Your instructions - Report each line of the records below that uses the word "Дата".

Supplied entries -
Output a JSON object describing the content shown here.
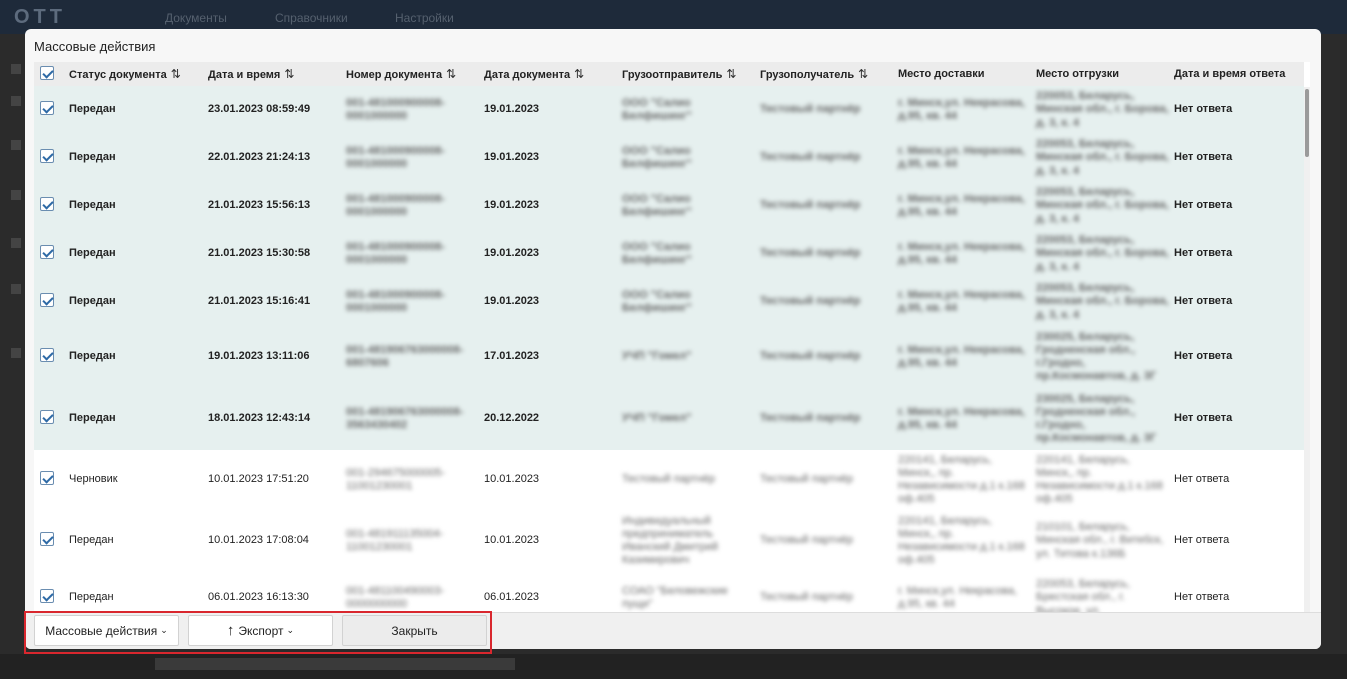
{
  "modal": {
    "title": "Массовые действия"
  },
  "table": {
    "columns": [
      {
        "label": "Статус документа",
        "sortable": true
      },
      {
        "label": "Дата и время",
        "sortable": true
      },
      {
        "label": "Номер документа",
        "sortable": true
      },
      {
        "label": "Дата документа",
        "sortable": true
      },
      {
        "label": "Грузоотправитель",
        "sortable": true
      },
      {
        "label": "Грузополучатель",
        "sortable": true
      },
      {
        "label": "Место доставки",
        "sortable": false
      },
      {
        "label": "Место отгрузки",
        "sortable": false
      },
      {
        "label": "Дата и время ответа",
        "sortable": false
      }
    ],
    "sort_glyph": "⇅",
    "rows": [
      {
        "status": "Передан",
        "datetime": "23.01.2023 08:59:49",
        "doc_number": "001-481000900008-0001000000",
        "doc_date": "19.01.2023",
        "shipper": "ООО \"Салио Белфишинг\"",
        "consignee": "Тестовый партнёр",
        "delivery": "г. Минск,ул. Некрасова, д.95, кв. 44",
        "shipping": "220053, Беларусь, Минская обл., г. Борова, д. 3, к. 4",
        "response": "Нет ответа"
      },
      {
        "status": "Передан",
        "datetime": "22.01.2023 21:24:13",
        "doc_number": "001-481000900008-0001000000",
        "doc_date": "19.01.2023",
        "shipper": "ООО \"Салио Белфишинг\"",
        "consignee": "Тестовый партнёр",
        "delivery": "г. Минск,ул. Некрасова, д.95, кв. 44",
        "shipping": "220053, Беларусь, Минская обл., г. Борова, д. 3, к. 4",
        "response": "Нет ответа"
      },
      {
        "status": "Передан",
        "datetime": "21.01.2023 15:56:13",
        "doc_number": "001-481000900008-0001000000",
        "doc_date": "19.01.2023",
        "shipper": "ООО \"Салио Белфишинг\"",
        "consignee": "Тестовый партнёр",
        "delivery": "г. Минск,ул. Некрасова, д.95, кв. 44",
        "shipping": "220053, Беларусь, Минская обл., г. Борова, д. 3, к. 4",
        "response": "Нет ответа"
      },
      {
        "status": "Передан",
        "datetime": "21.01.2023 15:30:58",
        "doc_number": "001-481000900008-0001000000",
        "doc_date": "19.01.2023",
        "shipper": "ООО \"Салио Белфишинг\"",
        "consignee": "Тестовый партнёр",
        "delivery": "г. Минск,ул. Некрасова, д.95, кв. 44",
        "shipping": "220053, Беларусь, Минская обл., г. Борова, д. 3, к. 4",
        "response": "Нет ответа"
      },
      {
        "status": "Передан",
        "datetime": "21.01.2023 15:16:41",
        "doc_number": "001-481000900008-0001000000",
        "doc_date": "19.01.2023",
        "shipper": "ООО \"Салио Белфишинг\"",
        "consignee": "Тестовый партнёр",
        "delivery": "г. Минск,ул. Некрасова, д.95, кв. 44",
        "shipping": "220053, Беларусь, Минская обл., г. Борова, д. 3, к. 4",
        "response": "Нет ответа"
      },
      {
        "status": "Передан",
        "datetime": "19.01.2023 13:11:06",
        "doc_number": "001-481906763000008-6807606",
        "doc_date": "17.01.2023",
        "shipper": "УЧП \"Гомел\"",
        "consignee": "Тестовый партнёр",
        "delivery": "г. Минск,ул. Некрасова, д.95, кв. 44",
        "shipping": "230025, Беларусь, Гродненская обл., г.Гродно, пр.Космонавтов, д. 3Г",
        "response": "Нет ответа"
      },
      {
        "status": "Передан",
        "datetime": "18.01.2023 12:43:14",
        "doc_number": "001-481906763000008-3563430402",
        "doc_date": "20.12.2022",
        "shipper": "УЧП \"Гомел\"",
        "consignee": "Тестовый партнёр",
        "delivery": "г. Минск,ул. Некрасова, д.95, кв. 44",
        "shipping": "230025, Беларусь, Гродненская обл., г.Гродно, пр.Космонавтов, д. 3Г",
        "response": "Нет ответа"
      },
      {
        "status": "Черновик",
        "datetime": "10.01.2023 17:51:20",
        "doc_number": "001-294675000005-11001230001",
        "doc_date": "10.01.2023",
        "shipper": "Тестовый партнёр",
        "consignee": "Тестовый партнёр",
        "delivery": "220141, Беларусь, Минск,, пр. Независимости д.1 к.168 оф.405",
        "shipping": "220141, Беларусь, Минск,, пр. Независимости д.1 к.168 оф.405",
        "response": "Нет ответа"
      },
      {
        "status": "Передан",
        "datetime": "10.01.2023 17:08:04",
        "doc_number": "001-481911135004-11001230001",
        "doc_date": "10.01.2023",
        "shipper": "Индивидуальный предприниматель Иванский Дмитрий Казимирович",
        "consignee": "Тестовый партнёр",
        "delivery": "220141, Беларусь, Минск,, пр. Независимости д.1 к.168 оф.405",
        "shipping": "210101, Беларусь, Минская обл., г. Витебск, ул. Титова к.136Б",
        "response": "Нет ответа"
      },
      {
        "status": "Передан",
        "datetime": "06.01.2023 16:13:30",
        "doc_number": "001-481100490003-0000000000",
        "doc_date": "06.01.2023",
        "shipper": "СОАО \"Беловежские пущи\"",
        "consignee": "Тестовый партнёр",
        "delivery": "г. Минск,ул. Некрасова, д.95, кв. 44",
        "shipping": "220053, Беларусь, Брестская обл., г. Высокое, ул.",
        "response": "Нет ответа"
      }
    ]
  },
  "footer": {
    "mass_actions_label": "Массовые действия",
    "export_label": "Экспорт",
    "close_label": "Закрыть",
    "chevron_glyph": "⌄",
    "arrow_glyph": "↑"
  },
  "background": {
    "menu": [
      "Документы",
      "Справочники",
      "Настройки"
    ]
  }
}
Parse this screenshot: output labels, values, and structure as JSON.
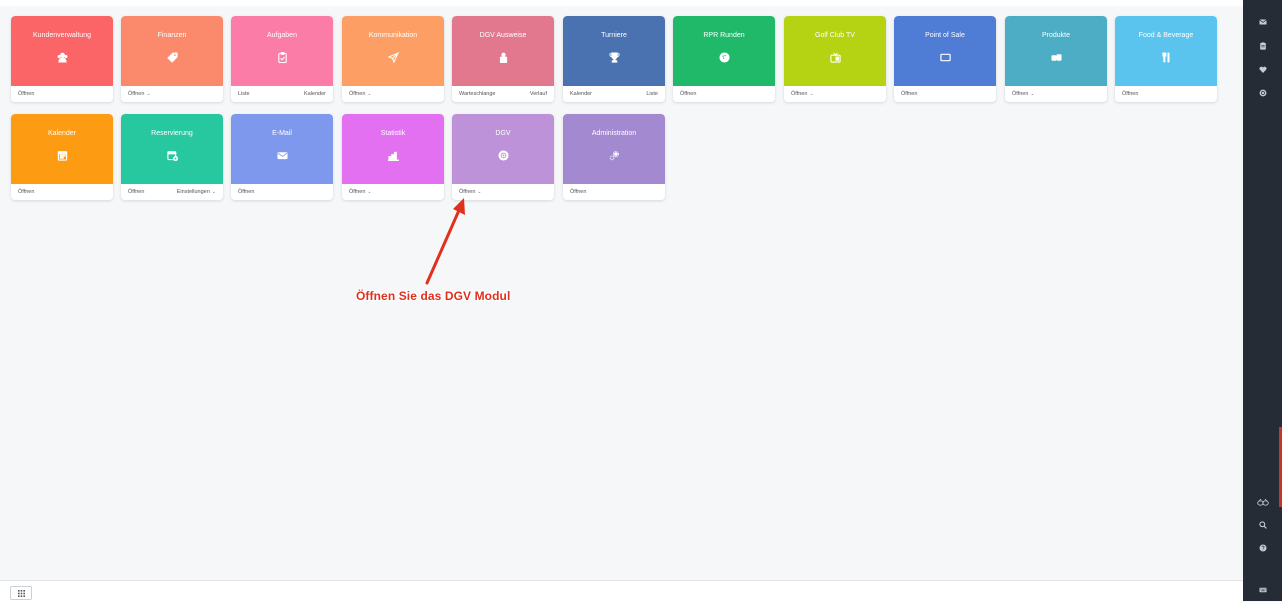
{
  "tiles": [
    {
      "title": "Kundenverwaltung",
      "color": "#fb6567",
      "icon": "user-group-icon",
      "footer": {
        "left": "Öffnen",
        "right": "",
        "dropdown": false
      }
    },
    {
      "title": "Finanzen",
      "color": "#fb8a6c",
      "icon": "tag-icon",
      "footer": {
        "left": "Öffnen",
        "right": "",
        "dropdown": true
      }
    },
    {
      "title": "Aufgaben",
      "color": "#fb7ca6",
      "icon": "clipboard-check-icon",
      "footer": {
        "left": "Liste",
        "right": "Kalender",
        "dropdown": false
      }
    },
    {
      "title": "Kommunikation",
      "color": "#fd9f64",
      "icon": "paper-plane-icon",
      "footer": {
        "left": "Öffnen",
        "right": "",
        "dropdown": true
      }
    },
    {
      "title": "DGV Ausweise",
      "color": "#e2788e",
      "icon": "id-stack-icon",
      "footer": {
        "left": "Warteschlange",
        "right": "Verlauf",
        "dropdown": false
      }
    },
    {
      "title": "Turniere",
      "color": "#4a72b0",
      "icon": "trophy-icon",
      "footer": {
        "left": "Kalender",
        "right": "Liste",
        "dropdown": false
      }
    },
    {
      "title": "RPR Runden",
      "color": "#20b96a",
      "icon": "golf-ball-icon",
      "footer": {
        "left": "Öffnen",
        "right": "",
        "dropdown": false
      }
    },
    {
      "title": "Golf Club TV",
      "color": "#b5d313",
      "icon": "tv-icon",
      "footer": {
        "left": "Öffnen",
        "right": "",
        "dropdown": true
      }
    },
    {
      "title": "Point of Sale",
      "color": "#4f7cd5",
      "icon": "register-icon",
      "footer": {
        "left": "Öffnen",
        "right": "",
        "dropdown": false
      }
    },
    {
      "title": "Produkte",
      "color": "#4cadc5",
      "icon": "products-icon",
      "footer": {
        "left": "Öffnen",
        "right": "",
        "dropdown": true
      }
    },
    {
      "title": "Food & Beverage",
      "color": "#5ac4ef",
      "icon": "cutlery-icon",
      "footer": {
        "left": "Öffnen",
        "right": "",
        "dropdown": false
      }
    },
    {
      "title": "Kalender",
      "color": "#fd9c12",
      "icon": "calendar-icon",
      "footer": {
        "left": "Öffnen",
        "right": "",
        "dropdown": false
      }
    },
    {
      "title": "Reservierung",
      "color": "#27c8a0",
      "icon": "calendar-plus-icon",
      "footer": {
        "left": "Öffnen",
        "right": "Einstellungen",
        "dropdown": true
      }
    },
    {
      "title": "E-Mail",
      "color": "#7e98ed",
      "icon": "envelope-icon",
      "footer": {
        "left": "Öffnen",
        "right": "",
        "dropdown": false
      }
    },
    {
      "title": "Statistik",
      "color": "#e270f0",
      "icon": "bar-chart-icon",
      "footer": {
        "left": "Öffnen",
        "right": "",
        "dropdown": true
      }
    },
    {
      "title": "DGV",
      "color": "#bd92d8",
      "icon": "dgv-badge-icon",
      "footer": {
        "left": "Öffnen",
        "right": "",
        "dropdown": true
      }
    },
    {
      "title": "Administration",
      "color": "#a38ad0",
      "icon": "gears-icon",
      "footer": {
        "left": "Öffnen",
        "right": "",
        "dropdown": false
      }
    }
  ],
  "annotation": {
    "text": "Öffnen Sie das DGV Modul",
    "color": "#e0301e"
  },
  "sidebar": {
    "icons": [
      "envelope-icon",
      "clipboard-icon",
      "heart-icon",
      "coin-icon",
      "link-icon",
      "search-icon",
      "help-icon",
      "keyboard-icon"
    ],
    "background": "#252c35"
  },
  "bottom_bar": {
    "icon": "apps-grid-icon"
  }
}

Answer section -
        "label": "Дата и время",
        "label": "Дата документа",
        "label": "Дата и время ответа",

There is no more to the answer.